**Aim of the exercise:**
Search the listing below for the word "title" and copy each line that holds it.

* * * * *

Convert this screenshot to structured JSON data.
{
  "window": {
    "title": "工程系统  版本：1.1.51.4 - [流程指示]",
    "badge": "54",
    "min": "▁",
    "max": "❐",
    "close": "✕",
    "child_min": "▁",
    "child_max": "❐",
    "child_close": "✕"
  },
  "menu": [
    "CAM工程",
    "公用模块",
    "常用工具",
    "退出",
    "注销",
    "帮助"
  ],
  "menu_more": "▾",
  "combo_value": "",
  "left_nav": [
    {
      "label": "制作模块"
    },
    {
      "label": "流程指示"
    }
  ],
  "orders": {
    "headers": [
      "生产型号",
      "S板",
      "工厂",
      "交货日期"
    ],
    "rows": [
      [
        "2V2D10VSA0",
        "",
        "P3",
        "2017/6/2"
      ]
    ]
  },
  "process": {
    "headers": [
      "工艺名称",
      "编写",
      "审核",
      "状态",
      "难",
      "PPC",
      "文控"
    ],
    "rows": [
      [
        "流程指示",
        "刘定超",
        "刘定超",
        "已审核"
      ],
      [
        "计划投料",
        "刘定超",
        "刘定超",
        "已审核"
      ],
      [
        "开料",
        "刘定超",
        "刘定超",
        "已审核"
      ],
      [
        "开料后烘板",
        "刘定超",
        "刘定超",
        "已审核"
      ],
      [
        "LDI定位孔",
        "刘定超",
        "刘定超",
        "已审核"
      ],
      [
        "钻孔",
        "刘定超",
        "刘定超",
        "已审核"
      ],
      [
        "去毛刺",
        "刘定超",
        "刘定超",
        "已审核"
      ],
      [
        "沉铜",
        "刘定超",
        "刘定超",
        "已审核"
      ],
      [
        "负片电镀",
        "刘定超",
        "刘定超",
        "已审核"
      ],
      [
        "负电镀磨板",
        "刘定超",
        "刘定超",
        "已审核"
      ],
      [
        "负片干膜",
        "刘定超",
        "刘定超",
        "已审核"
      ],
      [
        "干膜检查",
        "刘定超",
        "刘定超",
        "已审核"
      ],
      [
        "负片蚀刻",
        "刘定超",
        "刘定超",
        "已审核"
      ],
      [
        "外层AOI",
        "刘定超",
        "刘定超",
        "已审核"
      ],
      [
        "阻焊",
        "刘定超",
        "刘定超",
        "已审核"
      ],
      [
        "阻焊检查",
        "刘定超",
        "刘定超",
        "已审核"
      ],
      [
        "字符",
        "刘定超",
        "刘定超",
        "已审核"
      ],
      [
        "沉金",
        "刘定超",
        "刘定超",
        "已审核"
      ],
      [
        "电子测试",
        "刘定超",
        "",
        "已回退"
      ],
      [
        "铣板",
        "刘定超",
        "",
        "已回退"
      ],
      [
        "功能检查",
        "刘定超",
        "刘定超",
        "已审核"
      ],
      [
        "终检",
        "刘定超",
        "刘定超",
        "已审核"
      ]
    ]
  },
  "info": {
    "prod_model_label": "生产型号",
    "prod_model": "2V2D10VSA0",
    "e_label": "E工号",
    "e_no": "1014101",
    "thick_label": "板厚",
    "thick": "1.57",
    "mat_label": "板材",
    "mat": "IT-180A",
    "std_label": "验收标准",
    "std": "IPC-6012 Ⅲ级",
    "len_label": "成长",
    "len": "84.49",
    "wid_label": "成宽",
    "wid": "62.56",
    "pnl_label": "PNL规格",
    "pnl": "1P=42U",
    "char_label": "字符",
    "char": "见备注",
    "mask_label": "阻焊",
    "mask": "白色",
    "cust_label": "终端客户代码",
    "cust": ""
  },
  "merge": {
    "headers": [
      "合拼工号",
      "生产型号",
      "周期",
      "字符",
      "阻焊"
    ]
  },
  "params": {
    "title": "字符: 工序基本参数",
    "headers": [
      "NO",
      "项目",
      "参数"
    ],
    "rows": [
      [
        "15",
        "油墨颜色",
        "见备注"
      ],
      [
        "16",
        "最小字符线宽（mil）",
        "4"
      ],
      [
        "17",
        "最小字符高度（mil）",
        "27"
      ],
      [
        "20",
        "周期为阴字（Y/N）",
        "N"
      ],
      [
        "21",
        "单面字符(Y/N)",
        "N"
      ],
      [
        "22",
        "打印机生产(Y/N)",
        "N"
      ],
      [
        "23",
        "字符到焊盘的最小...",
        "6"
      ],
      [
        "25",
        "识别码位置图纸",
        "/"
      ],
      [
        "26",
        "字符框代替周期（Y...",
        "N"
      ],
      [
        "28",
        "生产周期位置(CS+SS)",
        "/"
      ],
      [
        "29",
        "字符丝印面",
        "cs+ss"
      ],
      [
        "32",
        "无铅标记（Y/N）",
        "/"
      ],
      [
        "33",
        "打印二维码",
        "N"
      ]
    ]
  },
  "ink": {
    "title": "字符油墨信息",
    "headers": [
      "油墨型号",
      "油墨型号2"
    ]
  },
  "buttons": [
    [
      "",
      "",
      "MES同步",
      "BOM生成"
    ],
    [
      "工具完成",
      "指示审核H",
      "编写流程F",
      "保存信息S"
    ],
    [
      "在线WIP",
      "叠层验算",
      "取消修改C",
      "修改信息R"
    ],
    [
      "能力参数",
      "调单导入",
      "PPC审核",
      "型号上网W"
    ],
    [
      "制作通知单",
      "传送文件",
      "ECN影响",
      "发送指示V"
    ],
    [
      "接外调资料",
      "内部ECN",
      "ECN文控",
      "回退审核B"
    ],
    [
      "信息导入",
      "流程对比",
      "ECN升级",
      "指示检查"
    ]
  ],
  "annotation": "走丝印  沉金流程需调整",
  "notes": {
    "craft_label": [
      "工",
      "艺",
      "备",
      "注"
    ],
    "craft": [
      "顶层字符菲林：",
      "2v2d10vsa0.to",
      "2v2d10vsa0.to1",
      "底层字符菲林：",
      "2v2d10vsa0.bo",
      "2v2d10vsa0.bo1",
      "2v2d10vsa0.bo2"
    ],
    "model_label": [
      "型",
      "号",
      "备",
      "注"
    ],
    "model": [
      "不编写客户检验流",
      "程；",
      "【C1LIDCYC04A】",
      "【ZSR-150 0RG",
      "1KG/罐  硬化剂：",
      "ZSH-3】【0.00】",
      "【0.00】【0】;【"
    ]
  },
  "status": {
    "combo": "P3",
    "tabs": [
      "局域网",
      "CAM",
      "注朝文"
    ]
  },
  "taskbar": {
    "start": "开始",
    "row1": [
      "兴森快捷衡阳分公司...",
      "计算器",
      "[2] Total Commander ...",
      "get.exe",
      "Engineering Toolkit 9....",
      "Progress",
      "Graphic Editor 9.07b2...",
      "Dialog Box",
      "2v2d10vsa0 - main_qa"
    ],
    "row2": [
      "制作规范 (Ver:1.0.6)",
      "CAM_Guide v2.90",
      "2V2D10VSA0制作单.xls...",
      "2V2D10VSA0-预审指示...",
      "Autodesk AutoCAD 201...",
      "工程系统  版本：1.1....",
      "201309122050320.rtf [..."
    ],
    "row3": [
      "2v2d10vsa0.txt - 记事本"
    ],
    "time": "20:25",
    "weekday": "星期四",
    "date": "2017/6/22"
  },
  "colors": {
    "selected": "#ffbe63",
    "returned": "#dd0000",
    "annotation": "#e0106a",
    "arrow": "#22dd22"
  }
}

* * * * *

**Solution to this exercise:**
    "title": "工程系统  版本：1.1.51.4 - [流程指示]",
    "title": "字符: 工序基本参数",
    "title": "字符油墨信息",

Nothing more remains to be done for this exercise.